An assortment of free-thinking and extremely gifted artists began to embrace the shunning of jazz and, once again, similar to the acid jazz scene, infused other sounds from grime to jungle to formulate a development collectively known as “the UK jazz invasion.” Although this term probably doesn’t do these extravagant musicians justice, the DIY ethos which they ensue can only be heralded as an infiltration on British culture; most notably in the capital, where venues like Vortex in Dalston and Total Refreshment Centre in Stoke Newington have burst into life and are regularly packed to the rafters with like-minded fanatics.

The talented Ezra Collective (pictured above), Zara McFarlane, Shabaka Hutchings, Nubya Garcia (via scene staple Jazz Re:freshed), and the soulful melancholic delight of Yussef Kamaal (if you haven’t already, check out the mesmeric Black Focus LP) have regularly been given focused attention on the airwaves, most prominently on the online radio station NTS and BBC 6 Music—in particular Gilles Peterson’s Saturday afternoon show, which has resulted in copious amounts of interest, integration and popularity.

No one sums-up the success story more than Moses Boyd though—a relatively unknown drumming prodigy from Catford, whose love of grime and Miles Davis has made him the catalyst of this jazz revival (he also won Best Jazz Act at this year’s MOBO Awards). Since being featured on Four Tet’s Boiler Room set back in 2015, the youngster has gone from obscurity into fully-fledged torchbearer. The release of his Journey To The Mountain Of Forever album with saxophonist Binker Golding (an homage to the spiritual jazz awakening of John Coltrane and Pharoah Sanders) is a true masterpiece in musical stimulation and also features British jazz stalwarts Evan Parker and Byron Wallen, themselves true pioneering artists in every sense of the word. In truth, 2017 has been the renaissance year for the movement. Jazz is no longer perceived as an anorak genre, but rather a progressive and fundamentally cool style of music that is rich with opportunities and directions. More and more artists are taking the diversion towards jazz, as demonstrated by the recent collab between grime MC Mez and Kamaal Williams (one half of Yussef Kamaal), and more are widely expected to follow in 2018 and beyond.
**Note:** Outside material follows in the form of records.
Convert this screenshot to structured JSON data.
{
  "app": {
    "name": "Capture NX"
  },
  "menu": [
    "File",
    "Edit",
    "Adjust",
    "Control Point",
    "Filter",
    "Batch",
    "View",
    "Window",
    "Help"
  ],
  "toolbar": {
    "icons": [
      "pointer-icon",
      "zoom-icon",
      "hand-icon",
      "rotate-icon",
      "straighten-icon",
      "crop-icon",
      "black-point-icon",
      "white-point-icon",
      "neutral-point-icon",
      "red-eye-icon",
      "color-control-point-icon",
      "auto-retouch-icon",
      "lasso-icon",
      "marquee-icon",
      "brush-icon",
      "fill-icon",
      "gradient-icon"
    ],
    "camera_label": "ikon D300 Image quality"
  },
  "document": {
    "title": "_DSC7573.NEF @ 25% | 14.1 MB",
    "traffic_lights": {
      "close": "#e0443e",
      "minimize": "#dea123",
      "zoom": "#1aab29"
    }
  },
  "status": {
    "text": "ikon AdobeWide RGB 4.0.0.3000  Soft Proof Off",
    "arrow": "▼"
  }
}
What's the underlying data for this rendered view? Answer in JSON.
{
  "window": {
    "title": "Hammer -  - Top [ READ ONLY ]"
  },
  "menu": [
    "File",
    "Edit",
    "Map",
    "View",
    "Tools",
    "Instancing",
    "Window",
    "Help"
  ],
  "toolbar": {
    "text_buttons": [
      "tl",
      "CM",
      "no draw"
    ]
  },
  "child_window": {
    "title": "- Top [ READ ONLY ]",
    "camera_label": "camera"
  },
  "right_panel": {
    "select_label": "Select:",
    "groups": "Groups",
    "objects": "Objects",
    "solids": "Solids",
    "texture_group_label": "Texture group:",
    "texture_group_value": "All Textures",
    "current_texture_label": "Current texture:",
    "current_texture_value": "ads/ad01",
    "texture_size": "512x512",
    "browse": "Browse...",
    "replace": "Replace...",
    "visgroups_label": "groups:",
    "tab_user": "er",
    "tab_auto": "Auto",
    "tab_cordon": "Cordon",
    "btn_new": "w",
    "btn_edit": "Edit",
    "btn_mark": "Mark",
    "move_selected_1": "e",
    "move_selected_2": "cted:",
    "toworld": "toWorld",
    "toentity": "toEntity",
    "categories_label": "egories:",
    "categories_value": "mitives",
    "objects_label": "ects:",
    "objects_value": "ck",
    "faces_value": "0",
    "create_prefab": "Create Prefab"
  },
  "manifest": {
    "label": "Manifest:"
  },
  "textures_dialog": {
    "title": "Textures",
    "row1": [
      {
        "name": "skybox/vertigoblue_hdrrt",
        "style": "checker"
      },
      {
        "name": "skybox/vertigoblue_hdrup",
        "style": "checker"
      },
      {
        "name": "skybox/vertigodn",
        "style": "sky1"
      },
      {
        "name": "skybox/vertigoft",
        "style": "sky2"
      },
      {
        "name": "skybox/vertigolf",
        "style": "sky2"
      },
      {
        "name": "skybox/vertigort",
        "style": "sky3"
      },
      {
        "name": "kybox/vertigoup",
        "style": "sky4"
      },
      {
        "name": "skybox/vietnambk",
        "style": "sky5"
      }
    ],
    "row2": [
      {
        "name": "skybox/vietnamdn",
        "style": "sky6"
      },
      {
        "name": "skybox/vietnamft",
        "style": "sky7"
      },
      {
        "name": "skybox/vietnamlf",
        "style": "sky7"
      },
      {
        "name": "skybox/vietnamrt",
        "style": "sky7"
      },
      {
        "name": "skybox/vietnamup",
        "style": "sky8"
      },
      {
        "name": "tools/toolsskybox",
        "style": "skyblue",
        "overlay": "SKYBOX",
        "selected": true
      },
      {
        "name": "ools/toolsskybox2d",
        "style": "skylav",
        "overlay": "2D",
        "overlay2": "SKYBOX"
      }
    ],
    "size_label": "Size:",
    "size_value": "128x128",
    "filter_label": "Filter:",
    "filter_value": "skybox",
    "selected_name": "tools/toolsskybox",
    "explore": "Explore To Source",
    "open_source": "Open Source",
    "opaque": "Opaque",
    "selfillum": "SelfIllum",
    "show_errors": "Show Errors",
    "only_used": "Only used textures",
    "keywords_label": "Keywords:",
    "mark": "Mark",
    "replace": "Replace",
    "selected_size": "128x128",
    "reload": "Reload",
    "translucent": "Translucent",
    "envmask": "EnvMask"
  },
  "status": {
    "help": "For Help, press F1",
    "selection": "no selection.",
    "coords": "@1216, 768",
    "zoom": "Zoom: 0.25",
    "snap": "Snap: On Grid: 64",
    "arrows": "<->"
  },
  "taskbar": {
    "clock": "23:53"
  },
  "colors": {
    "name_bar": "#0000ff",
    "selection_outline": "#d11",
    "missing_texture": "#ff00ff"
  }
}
What’s important now is that the whole culture has a backbone and a foundation built by the artists and not by labels; they built this themselves, which translates ultimately to the reduction of failure and demise. There is no pressure, no burden—just imaginative, organic music designed for the listener that is every bit entertaining as it is educational.

Posted on December 18, 2017